It was sometime around junior high that I started to notice a trend. It was never directed at me (at the time anyway) but I remember thinking it was really, really weird. Now, forgive me for this bit of horrible cliche, but it was the popular girls who did it: they hugged each other as a greeting. As in, they’d walk up to each other on the blacktop and embrace, even though they’d seen each other in some form or another all day. It was a hug as if to say, “Hello. It is lunchtime now.”
This struck me as significant even though it seemed like everything these girls did was part of a hollow, decorous pantomime. Though it is not their fault that I was awkward and unlikeable, I do remember finding this manner of interacting foreign in a way that silent movies are, where all the movements are exaggerated.
What I am getting at (slowly) is that around junior high the “hug as hello” became a thing. I remember thinking it would always be part of a separate world (the one with lip gloss and hoop earrings and fantastic hair) but I did not realize it would eventually become the de facto greeting for many people I’ve met. Now it’s everywhere. In college, I’d be walking along the quad and run into someone–with whom I had a class, for example–and I would be hugged. I probably had seen this person within the past, oh, eight hours. We hadn’t been separated for any traumatic stretch of time and it wouldn’t really matter if we had because we weren’t close to begin with.
Of course it began with girls. And to my mind, of course it began with pretty girls. Which explains why the behavior was inevitably adopted by girls who aspired to be pretty girls and (obviously) boys. In sixth grade I recall it seeming very superficial (the way I perceived most popular girls’ interactions) (I’m sorry to keep saying that like it’s their fault they were good looking and more self-assured) to hug someone because growing up I thought hugging was for family, close friends, and the meaningful gesture you made when having been apart for a very long time from someone you cared for. In this way, I thought what the girls at school were doing was just another demonstration of shallow kids making the noises of affection without actually meaning any of it. By which I mean they were all backstabbing assholes so constant hugging seemed paradoxical.
It follows that my discomfort with the hug greeting comes from the fact that I initially associated it with people who did and said things they didn’t mean. It still strikes me as faintly disingenuous and that’s probably why I resisted for so long. But it’s gotten to the point that I don’t resist anymore because the hug greeting is fucking everywhere. You don’t necessarily do it when you meet someone, but if you have ever met someone. Kind of like a brutalist American version of the European airkiss (which I find just as decorous but somehow less invasive).
Does hugging my friends bother me? No (and for the record, I’m pretty affectionate). As for the guy at the party I kind of recognize whose name is either Mike or Nate? I’m not a fan but I think I’ve adjusted to it. The transition did not make me happy.
For a long time I just flatly refused. I feel like if I was less awkward/more charming, I could have learned a good joke that would rescue me and everyone from the subsequent discomfort, but I’m already enough of a weirdo in social situations that shutting down marauding huggers without explanation would just make me seem like a tissue box-shoe psychopath.

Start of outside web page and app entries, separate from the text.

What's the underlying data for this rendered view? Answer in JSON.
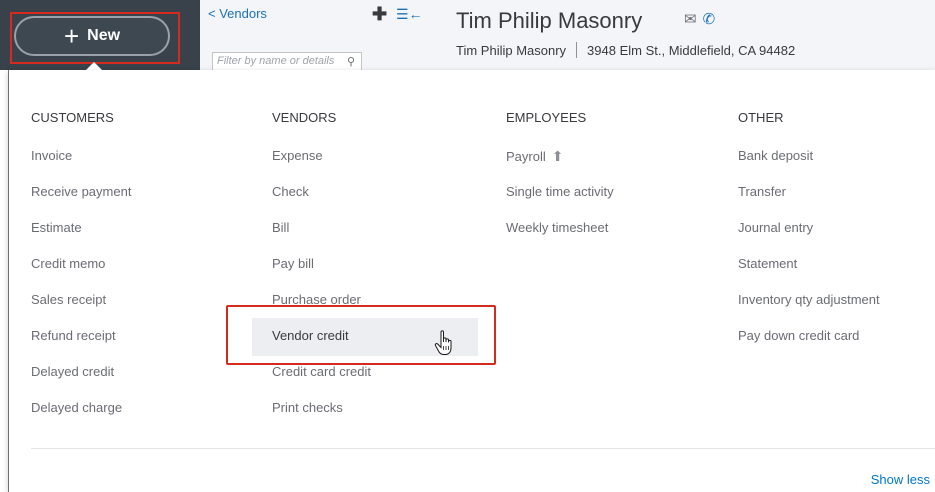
{
  "header": {
    "new_button": "New",
    "back_link": "< Vendors",
    "filter_placeholder": "Filter by name or details",
    "vendor_title": "Tim Philip Masonry",
    "vendor_subname": "Tim Philip Masonry",
    "vendor_address": "3948 Elm St., Middlefield, CA 94482"
  },
  "menu": {
    "customers": {
      "heading": "CUSTOMERS",
      "items": [
        "Invoice",
        "Receive payment",
        "Estimate",
        "Credit memo",
        "Sales receipt",
        "Refund receipt",
        "Delayed credit",
        "Delayed charge"
      ]
    },
    "vendors": {
      "heading": "VENDORS",
      "items": [
        "Expense",
        "Check",
        "Bill",
        "Pay bill",
        "Purchase order",
        "Vendor credit",
        "Credit card credit",
        "Print checks"
      ]
    },
    "employees": {
      "heading": "EMPLOYEES",
      "items": [
        "Payroll",
        "Single time activity",
        "Weekly timesheet"
      ]
    },
    "other": {
      "heading": "OTHER",
      "items": [
        "Bank deposit",
        "Transfer",
        "Journal entry",
        "Statement",
        "Inventory qty adjustment",
        "Pay down credit card"
      ]
    },
    "show_less": "Show less"
  },
  "icons": {
    "new": "plus-icon",
    "add": "plus-icon",
    "collapse": "collapse-icon",
    "search": "search-icon",
    "mail": "mail-icon",
    "phone": "phone-icon",
    "upgrade": "upgrade-arrow-icon",
    "cursor": "hand-cursor-icon"
  },
  "colors": {
    "accent": "#0077c5",
    "highlight": "#d52b1e",
    "header_bg": "#39424b"
  }
}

This is why I have developed an excellent handshake. I thrust it out pretty much whenever appropriate (and often when very inappropriate). It’s basically the mechanism by which I tackle my fear of the greeting hug and its weird 2 seconds of false intimacy. Even if I’ve talked to a person on ten different occasions, my hand goes out. This probably makes people think I’ve forgotten them or don’t know who they are. Which is, when you think about it, kind of fitting for someone uncomfortable with (bad at) social banalities.
I doubt I’m the only one out there who still kind of resists the hug from near-strangers, but I wonder how many people noticed as it first began to happen, and how many people just went with it as it became How We Greet People. I should end this, however, by saying something in defense of everyone in the world who the greeting hug has never bothered: I have probably not developed much intellectually since sixth grade and, that same year, read two* different biographies of the band Oasis and constructed a lifesize statue of an ewok from chickenwire and paper mache. So, I’m probably in the wrong here. And everybody else is probably better at social stuff.
[UPDATE: Reader marissa points out that the rampant hugging backlash could be upon us]